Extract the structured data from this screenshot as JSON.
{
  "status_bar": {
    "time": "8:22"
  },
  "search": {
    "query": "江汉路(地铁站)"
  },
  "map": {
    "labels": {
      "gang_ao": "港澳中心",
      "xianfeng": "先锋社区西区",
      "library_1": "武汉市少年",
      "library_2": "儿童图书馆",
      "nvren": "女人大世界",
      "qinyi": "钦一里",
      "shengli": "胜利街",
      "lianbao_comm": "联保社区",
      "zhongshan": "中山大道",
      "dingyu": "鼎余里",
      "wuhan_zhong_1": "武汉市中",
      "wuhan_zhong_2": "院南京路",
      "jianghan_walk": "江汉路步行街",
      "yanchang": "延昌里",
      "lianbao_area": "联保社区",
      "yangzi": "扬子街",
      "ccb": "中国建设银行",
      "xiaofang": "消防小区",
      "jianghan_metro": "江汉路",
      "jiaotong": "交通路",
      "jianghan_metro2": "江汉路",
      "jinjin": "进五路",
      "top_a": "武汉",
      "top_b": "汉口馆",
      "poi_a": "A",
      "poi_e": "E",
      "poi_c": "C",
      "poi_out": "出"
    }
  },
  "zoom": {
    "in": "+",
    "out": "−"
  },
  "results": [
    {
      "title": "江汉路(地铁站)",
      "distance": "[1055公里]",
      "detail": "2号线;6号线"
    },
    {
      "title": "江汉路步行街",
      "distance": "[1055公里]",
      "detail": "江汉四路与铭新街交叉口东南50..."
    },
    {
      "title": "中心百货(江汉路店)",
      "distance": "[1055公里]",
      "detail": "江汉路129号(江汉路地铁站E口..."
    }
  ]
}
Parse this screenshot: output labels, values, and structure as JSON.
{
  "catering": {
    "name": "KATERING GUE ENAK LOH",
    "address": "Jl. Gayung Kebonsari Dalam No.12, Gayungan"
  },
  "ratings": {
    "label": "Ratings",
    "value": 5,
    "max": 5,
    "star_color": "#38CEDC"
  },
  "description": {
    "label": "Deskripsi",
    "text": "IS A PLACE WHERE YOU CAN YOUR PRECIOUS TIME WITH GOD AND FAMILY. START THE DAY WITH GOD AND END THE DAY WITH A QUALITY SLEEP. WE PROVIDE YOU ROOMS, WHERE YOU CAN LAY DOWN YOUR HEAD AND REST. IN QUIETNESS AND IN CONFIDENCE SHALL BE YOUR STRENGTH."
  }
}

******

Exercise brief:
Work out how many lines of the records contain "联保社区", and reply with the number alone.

Exercise response:
2